Tories should focus more on "mummy issues" such as public services and welfare, says potential party leadership candidate Theresa May.
Theresa May has not said if she will stand for the Tory leadership
In a speech that will be seen as setting out her stall to succeed Michael Howard, Mrs May also backs positive discrimination for women.
She wants an "A-list" of 100 top Tory candidates, half of them female, to fight key target seats.
Mrs May also argues Labour is better at speaking the language of women voters.
"Increasingly in recent years the big political debates of the day have shifted from what the Americans sometimes call 'daddy issues', like economy and defence, to what they call 'mummy issues' - things like public services and welfare," she said.
In her speech to the Adelaide Group of senior businesswomen she argued female candidates are needed for a less macho form of politics and may help more woo more women voters.
"We need more women candidates, more women MPs, and more senior female faces on television, on the radio and in the newspapers," she says.
Local Tory associations still need to be involved in choosing candidates, she stressed, but their power may need to be compromised so the party can put forward the best alternative to Labour, she argued.
"I believe the Conservative Party needs an A-List - a list of the top say 100 candidates it has identified as best able to fight and win the top 100 most winnable seats," she added.
"These would be the 100 people we would like to see more than anyone else in the House of Commons."
Mrs May said there must be a clear commitment to diversity - on race, sexuality, background, geography and age - in the "A-list".
"And, specifically, 50 of them should be men and 50 should be women."
The Maidenhead MP admitted some people do not like gender-based targets - the Tories have opposed Labour's all-women shortlists.

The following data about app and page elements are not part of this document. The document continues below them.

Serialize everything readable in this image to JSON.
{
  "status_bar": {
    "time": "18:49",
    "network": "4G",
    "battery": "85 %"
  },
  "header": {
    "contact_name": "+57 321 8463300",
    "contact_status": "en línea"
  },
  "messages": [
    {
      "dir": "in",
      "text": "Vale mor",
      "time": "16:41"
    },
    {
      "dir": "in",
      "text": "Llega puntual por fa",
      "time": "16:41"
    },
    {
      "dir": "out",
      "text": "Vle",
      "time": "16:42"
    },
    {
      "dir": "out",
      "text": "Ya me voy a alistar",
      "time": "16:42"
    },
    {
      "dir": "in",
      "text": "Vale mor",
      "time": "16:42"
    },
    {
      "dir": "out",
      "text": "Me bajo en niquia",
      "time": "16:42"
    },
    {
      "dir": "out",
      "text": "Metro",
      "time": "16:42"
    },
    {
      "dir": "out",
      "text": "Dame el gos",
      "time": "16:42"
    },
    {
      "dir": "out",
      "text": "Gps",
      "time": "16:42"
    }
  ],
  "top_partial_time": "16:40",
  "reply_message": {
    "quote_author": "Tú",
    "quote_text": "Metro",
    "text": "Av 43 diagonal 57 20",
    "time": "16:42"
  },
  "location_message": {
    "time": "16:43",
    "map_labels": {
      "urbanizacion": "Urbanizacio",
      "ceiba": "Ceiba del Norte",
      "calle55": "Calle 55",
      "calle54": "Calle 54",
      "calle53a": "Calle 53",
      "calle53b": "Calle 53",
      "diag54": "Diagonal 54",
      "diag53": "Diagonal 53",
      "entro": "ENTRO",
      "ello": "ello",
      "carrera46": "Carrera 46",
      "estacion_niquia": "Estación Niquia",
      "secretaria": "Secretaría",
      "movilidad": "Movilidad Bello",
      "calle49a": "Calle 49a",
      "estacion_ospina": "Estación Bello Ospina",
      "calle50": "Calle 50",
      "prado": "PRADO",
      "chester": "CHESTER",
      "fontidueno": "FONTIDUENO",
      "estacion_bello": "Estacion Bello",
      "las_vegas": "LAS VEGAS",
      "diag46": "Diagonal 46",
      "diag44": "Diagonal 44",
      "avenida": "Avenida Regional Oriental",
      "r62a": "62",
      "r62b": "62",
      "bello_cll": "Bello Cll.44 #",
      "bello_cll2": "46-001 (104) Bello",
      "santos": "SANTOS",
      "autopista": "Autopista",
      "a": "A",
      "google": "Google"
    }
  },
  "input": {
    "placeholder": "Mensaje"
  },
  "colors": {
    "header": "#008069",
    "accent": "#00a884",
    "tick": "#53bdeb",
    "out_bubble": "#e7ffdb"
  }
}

But she added: "I think there is nothing patronising about making the professional judgment that we will win more seats, attract more support, take better decisions, and, ultimately, form a better government, if we have a more even split of male and female faces running our party."
Mrs May's speech came after MPs said they alone should choose the next Tory leader.
The current system, used to elect only Iain Duncan Smith, allows grassroots members to vote on the two candidates most popular among MPs.
The plan backed in a vote of the backbench 1922 Committee on Wednesday would mean MPs only having to consult party members before having the final say themselves.
Mr Howard will bid farewell as leader later this year
They rejected a proposal backed by the party leadership where local branch chiefs would vote to show their preferences before the final election by MPs.
Some Tory MPs are frustrated the leadership election will not take place until after the party's autumn conference.
There are rumours that lists of names being collected to force a confidence vote which would speed up the departure of current leader Michael Howard.
Mrs May criticised her colleagues for not wanting to include the wider Tory membership in the leadership ballot.
She said: "The leader is not just the leader of the MPs in Westminster, the leader is the leader of the whole party, so I think other people should have a say as well as MPs."